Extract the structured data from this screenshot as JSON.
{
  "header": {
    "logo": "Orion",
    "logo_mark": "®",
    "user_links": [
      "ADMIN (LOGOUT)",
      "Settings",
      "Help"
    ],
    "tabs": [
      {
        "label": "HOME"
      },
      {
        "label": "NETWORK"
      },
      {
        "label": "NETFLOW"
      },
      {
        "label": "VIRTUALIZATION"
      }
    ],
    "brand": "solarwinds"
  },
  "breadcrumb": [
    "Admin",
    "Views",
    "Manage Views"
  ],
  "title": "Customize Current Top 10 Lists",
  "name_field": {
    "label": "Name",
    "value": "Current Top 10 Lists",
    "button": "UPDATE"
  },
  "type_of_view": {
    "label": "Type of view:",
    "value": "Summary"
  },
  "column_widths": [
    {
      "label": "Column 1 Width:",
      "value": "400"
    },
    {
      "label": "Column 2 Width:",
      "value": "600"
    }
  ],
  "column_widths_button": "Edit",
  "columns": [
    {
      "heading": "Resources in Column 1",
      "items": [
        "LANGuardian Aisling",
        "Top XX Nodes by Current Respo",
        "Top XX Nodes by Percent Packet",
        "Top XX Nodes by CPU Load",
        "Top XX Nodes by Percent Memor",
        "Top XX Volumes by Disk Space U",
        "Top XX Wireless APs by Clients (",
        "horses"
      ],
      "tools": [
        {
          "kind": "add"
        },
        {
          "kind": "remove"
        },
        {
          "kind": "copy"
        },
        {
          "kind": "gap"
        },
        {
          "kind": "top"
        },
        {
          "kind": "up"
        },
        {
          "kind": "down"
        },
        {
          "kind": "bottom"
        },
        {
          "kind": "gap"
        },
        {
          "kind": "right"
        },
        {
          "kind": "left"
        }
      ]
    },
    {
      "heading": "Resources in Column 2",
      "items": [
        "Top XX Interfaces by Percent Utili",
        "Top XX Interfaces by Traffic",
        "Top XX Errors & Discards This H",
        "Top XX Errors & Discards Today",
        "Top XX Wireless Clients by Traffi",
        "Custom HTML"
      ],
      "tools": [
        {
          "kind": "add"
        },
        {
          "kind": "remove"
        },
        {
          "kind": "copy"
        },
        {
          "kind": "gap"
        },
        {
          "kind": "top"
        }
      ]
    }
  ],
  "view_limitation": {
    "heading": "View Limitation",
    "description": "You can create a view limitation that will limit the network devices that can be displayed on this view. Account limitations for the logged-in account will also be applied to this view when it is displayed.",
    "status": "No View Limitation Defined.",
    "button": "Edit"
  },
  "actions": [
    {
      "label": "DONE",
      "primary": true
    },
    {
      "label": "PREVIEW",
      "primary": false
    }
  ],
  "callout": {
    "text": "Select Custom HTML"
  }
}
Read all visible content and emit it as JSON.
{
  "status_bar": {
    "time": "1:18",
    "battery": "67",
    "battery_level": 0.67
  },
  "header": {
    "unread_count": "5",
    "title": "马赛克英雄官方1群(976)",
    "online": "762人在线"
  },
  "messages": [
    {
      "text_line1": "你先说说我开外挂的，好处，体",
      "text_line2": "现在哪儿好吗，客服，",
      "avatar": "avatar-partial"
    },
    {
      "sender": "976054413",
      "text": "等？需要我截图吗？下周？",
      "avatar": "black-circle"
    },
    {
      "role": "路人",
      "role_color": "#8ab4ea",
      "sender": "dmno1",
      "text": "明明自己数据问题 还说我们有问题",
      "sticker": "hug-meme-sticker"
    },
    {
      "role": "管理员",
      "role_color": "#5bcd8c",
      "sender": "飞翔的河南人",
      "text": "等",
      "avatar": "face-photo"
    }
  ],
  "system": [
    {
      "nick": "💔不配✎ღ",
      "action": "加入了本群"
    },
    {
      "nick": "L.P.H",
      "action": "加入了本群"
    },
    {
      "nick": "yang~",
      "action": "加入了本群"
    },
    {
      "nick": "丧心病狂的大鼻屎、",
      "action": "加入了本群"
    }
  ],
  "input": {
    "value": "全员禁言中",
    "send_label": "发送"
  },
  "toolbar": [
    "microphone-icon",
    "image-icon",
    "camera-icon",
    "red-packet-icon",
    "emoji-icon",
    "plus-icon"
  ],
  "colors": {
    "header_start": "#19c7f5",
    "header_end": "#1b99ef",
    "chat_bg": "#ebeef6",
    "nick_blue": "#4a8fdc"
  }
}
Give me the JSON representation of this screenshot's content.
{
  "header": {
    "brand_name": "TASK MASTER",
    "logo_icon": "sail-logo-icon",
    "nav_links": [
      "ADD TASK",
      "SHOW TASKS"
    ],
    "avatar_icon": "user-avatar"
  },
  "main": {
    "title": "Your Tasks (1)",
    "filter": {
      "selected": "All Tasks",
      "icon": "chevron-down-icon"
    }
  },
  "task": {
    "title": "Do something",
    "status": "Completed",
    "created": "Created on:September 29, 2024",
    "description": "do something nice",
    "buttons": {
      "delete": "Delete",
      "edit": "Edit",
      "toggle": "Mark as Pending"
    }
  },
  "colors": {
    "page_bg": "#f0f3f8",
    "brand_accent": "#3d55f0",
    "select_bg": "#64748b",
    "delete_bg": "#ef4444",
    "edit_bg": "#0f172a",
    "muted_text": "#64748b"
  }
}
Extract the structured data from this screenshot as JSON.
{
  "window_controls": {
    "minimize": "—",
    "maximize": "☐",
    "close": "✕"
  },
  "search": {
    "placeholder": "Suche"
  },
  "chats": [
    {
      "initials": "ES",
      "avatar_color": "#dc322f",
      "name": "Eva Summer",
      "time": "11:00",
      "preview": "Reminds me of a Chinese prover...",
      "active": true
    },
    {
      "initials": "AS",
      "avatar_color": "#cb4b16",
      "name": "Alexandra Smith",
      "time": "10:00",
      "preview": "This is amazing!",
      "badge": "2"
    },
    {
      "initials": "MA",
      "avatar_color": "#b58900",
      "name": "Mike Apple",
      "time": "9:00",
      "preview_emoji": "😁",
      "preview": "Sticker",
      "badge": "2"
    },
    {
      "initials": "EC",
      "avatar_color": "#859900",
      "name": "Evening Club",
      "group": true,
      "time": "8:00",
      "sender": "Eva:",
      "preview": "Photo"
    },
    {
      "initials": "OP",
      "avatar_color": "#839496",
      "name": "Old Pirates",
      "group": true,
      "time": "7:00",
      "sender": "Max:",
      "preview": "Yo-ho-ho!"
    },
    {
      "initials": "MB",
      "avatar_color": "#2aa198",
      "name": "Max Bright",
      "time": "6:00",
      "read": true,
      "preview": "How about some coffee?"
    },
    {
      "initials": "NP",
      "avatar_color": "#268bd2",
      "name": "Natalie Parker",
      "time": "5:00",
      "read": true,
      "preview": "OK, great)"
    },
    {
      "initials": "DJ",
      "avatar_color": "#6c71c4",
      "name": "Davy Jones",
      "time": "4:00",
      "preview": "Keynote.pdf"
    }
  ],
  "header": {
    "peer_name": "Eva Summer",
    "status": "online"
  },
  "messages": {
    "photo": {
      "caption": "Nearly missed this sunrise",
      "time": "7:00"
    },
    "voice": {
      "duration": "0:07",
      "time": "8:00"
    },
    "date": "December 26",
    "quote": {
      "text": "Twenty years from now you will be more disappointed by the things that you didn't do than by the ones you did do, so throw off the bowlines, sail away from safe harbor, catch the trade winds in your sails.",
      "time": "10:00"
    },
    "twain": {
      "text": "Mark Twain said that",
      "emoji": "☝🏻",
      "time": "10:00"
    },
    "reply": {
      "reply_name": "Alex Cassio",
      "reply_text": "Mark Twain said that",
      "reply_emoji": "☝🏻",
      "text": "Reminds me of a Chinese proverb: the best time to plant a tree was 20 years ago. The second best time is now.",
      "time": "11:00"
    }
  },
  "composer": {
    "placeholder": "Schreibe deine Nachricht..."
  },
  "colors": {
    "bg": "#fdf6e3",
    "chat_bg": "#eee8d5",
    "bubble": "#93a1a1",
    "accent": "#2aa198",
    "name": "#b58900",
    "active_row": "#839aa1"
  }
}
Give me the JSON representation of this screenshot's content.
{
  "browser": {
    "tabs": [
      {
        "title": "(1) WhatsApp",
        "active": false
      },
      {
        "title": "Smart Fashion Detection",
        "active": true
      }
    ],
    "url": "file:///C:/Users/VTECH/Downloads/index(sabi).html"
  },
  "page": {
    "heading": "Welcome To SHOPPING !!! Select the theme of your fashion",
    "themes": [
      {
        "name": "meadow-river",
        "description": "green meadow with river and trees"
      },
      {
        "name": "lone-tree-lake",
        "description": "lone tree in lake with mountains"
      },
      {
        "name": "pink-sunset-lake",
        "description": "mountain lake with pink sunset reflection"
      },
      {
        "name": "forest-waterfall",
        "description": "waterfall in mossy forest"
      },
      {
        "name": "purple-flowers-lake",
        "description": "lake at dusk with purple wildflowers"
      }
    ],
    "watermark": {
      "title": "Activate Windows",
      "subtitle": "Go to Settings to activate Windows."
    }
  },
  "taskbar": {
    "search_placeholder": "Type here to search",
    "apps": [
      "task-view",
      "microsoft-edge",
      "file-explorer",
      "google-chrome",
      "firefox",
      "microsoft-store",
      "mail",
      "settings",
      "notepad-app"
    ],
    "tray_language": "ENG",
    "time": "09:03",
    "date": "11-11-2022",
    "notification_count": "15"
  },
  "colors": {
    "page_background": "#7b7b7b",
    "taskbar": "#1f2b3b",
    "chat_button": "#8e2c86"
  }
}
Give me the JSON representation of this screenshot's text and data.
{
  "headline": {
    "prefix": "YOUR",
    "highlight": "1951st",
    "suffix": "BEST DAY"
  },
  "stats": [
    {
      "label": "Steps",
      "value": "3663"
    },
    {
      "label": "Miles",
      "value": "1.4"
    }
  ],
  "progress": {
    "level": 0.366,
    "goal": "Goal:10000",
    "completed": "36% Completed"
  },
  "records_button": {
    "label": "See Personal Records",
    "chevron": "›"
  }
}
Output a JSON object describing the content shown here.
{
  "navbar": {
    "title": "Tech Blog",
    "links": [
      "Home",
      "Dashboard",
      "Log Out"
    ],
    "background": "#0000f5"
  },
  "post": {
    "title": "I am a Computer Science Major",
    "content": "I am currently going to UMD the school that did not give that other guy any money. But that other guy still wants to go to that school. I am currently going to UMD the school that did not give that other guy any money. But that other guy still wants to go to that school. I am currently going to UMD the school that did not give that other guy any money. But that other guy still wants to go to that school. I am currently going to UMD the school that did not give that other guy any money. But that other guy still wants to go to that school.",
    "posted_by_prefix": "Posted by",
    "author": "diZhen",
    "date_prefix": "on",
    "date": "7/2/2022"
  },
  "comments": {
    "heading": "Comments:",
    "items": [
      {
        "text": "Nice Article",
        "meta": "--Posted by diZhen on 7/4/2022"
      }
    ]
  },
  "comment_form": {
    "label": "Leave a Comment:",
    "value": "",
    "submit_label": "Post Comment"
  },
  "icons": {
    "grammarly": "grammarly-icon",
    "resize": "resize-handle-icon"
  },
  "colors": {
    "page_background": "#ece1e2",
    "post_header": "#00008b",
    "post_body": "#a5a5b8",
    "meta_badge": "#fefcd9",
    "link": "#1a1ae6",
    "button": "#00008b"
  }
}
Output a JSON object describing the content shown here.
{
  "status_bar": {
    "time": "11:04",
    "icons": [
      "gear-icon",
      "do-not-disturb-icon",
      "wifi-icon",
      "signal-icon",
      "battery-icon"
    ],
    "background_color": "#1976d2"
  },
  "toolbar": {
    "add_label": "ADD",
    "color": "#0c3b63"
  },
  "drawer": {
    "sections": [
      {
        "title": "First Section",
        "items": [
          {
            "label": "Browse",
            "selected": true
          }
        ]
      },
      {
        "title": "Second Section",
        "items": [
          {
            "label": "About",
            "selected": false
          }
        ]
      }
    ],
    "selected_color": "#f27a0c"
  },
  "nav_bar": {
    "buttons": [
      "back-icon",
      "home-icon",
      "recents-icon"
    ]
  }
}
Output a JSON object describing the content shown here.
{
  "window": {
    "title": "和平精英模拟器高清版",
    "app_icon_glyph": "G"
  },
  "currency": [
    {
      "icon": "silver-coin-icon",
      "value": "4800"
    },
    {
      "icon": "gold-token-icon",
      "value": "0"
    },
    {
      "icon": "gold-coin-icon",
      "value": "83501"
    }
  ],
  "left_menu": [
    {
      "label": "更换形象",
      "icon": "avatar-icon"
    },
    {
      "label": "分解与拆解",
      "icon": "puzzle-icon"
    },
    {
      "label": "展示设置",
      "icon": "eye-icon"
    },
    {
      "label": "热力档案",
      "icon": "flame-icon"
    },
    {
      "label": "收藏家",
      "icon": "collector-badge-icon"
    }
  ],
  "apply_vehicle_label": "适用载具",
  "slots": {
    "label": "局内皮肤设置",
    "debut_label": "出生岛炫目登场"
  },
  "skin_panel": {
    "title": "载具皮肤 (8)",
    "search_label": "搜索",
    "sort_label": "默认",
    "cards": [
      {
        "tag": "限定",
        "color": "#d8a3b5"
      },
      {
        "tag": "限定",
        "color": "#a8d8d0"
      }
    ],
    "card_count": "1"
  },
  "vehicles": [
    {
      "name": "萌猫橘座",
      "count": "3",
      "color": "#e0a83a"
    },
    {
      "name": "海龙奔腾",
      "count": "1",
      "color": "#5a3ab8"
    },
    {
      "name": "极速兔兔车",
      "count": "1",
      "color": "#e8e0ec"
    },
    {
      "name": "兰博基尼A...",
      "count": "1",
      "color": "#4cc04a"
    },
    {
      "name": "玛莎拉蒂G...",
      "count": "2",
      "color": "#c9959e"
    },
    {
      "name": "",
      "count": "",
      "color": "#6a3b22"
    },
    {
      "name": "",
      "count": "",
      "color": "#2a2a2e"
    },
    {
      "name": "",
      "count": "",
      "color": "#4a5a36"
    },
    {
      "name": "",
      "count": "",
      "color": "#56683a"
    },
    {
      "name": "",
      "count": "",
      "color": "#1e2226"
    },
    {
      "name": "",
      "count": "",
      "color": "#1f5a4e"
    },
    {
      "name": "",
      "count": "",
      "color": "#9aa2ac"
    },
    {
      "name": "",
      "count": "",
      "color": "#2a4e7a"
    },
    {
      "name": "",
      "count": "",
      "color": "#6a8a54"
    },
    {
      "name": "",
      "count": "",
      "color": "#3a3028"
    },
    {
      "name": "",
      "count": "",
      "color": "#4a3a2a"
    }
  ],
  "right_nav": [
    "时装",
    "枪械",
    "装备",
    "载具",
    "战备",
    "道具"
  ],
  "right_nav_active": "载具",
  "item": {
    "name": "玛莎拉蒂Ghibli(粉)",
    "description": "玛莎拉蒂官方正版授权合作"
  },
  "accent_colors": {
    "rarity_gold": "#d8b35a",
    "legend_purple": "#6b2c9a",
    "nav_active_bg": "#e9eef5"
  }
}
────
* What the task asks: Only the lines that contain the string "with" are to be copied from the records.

* Exercise output:
        "description": "green meadow with river and trees"
        "description": "lone tree in lake with mountains"
        "description": "mountain lake with pink sunset reflection"
        "description": "lake at dusk with purple wildflowers"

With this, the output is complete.